Grave BA 2728: 40-55 year old woman with jars, toggle pins, and a bead; on her chest lay the skull of a sheep.
A big pottery kiln filled with ash, pieces of slag, partially vitrified pottery, brick fragments, and animal bones also belonged to the younger MBA level. It disturbed the northwestern corner of the preceding private house and cut through a younger pebble floor, possibly the related surface layer.
Early Bronze Age Horizon
The EBA horizon consists of at least ten layers; during season 2013 virgin soil was reached at 570.30 m a.s.l.
The upper layers are represented by stone foundations, some with remains of the rising mud walls, dating to the Akkadian/Post-Akkadian period. East of them there obviously was a production area characterized by several (tanoor) ovens and fire places in a 1 m thick ash layer with big lumps of slag.
Just below the MBA house there was a single-room shrine, a so-called Herdhaus of c. 3.10 x 5.30 m, oriented east to west. The outer western wall was complemented by two projections; a mud brick altar coated with sherds and clay was attached to the northwestern corner of the building. The entrance with its threshold of a longish paver flanked by two stones, one being a pivot stone, was situated in the western part of the southern wall. East of the door there was a niche, its filling mingled up with many pottery sherds. The original floor of the sanctuary was a flagstone pavement; a mud bench in front of the eastern part of the northern wall was the only preserved installation. In some places a covering with sherds under a 10 cm thick clay plaster was observed on the inner and outer walls. The shrine was surrounded by a pavement of pebbles and pottery sherds; in this context five fireplaces were found, one of them re-used for burial purposes. A 14C sample from the upper floor of the shrine was dated between 2270 and 2040 BC.
Small shrine from the Akkadian or Post-Akkadian period.
The deep soundings revealed several floors and remains of mud walls.
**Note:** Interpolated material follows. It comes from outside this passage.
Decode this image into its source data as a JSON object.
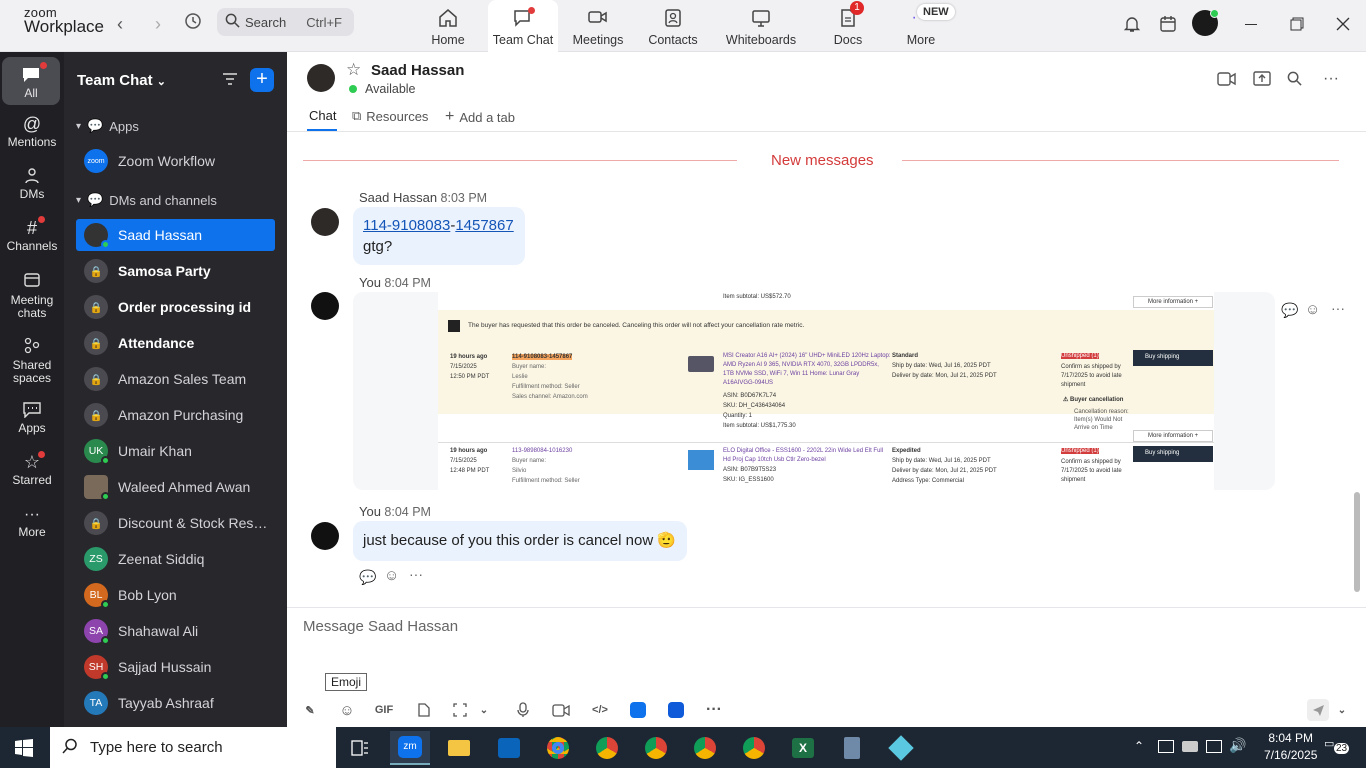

They can be dated to the beginning of the EBA, i.e. Early Dynastic I & II, and even a Jamdat Nasr occupation can be assumed (2890-2860 BC cal.). In their contexts many sherds with Scarlett Ware-like painting were associated with beveled rim bowls. Furthermore, the fragment of a storage jar bore a seal impression on its rim, which is typical for the Jamdat Nasr and ED I period in the neighboring Hamrin region.
Painted and sealed pottery fragments from the deep sounding.